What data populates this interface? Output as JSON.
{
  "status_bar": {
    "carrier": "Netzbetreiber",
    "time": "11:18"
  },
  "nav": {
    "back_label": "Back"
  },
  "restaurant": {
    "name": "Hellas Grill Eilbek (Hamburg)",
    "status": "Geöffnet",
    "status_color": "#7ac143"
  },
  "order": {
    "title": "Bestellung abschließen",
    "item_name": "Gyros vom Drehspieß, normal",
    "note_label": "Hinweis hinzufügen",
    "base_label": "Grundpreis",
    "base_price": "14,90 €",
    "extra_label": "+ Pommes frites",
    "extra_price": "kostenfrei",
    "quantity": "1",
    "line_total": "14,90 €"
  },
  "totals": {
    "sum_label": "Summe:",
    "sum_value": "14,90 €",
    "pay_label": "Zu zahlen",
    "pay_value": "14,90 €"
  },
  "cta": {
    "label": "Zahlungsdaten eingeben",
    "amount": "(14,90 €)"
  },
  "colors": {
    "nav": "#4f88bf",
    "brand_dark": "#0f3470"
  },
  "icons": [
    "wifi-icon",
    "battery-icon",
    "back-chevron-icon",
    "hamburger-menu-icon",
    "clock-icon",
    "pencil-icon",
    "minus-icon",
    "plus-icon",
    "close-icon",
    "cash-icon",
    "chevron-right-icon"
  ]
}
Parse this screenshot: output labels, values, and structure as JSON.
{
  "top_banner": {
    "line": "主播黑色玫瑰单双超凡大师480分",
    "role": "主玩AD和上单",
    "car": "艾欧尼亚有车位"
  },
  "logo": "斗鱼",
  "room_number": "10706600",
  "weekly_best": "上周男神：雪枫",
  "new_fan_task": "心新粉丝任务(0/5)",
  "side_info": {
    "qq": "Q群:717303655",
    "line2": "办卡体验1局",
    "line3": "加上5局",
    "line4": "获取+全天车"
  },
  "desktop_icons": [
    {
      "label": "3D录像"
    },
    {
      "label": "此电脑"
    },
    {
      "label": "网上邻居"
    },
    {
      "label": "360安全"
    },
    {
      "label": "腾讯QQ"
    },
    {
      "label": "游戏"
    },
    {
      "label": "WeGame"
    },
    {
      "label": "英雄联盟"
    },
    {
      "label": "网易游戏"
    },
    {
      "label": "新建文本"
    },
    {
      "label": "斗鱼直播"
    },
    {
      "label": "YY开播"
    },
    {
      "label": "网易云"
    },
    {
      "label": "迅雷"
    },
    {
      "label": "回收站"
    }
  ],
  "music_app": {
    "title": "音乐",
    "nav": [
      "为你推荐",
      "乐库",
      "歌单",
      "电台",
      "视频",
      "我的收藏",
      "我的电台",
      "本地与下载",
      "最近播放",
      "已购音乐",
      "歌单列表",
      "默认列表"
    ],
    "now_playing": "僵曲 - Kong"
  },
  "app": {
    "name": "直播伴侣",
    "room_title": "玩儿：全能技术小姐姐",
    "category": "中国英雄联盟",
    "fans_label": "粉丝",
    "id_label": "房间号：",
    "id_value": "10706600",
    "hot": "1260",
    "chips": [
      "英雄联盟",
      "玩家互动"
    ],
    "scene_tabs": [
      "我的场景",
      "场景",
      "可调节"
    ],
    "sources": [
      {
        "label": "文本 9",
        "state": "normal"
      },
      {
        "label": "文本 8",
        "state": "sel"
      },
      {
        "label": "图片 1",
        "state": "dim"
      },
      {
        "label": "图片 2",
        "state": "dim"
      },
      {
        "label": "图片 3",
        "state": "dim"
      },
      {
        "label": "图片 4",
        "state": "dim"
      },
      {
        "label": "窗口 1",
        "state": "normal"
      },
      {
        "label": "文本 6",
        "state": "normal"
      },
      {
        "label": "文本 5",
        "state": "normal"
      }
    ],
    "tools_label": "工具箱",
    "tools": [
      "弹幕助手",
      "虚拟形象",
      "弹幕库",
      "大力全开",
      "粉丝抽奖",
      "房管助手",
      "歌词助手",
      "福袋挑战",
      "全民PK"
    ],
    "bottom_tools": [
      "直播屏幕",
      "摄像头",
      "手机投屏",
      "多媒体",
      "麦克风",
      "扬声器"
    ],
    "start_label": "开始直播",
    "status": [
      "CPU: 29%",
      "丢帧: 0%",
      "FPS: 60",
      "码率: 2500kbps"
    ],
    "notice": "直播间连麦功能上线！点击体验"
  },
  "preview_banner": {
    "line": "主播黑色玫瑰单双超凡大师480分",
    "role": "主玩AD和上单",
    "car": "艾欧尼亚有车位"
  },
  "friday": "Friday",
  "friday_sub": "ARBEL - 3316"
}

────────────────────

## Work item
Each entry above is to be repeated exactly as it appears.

## Problem solution
What data populates this interface? Output as JSON.
{
  "status_bar": {
    "carrier": "Netzbetreiber",
    "time": "11:18"
  },
  "nav": {
    "back_label": "Back"
  },
  "restaurant": {
    "name": "Hellas Grill Eilbek (Hamburg)",
    "status": "Geöffnet",
    "status_color": "#7ac143"
  },
  "order": {
    "title": "Bestellung abschließen",
    "item_name": "Gyros vom Drehspieß, normal",
    "note_label": "Hinweis hinzufügen",
    "base_label": "Grundpreis",
    "base_price": "14,90 €",
    "extra_label": "+ Pommes frites",
    "extra_price": "kostenfrei",
    "quantity": "1",
    "line_total": "14,90 €"
  },
  "totals": {
    "sum_label": "Summe:",
    "sum_value": "14,90 €",
    "pay_label": "Zu zahlen",
    "pay_value": "14,90 €"
  },
  "cta": {
    "label": "Zahlungsdaten eingeben",
    "amount": "(14,90 €)"
  },
  "colors": {
    "nav": "#4f88bf",
    "brand_dark": "#0f3470"
  },
  "icons": [
    "wifi-icon",
    "battery-icon",
    "back-chevron-icon",
    "hamburger-menu-icon",
    "clock-icon",
    "pencil-icon",
    "minus-icon",
    "plus-icon",
    "close-icon",
    "cash-icon",
    "chevron-right-icon"
  ]
}
Parse this screenshot: output labels, values, and structure as JSON.
{
  "top_banner": {
    "line": "主播黑色玫瑰单双超凡大师480分",
    "role": "主玩AD和上单",
    "car": "艾欧尼亚有车位"
  },
  "logo": "斗鱼",
  "room_number": "10706600",
  "weekly_best": "上周男神：雪枫",
  "new_fan_task": "心新粉丝任务(0/5)",
  "side_info": {
    "qq": "Q群:717303655",
    "line2": "办卡体验1局",
    "line3": "加上5局",
    "line4": "获取+全天车"
  },
  "desktop_icons": [
    {
      "label": "3D录像"
    },
    {
      "label": "此电脑"
    },
    {
      "label": "网上邻居"
    },
    {
      "label": "360安全"
    },
    {
      "label": "腾讯QQ"
    },
    {
      "label": "游戏"
    },
    {
      "label": "WeGame"
    },
    {
      "label": "英雄联盟"
    },
    {
      "label": "网易游戏"
    },
    {
      "label": "新建文本"
    },
    {
      "label": "斗鱼直播"
    },
    {
      "label": "YY开播"
    },
    {
      "label": "网易云"
    },
    {
      "label": "迅雷"
    },
    {
      "label": "回收站"
    }
  ],
  "music_app": {
    "title": "音乐",
    "nav": [
      "为你推荐",
      "乐库",
      "歌单",
      "电台",
      "视频",
      "我的收藏",
      "我的电台",
      "本地与下载",
      "最近播放",
      "已购音乐",
      "歌单列表",
      "默认列表"
    ],
    "now_playing": "僵曲 - Kong"
  },
  "app": {
    "name": "直播伴侣",
    "room_title": "玩儿：全能技术小姐姐",
    "category": "中国英雄联盟",
    "fans_label": "粉丝",
    "id_label": "房间号：",
    "id_value": "10706600",
    "hot": "1260",
    "chips": [
      "英雄联盟",
      "玩家互动"
    ],
    "scene_tabs": [
      "我的场景",
      "场景",
      "可调节"
    ],
    "sources": [
      {
        "label": "文本 9",
        "state": "normal"
      },
      {
        "label": "文本 8",
        "state": "sel"
      },
      {
        "label": "图片 1",
        "state": "dim"
      },
      {
        "label": "图片 2",
        "state": "dim"
      },
      {
        "label": "图片 3",
        "state": "dim"
      },
      {
        "label": "图片 4",
        "state": "dim"
      },
      {
        "label": "窗口 1",
        "state": "normal"
      },
      {
        "label": "文本 6",
        "state": "normal"
      },
      {
        "label": "文本 5",
        "state": "normal"
      }
    ],
    "tools_label": "工具箱",
    "tools": [
      "弹幕助手",
      "虚拟形象",
      "弹幕库",
      "大力全开",
      "粉丝抽奖",
      "房管助手",
      "歌词助手",
      "福袋挑战",
      "全民PK"
    ],
    "bottom_tools": [
      "直播屏幕",
      "摄像头",
      "手机投屏",
      "多媒体",
      "麦克风",
      "扬声器"
    ],
    "start_label": "开始直播",
    "status": [
      "CPU: 29%",
      "丢帧: 0%",
      "FPS: 60",
      "码率: 2500kbps"
    ],
    "notice": "直播间连麦功能上线！点击体验"
  },
  "preview_banner": {
    "line": "主播黑色玫瑰单双超凡大师480分",
    "role": "主玩AD和上单",
    "car": "艾欧尼亚有车位"
  },
  "friday": "Friday",
  "friday_sub": "ARBEL - 3316"
}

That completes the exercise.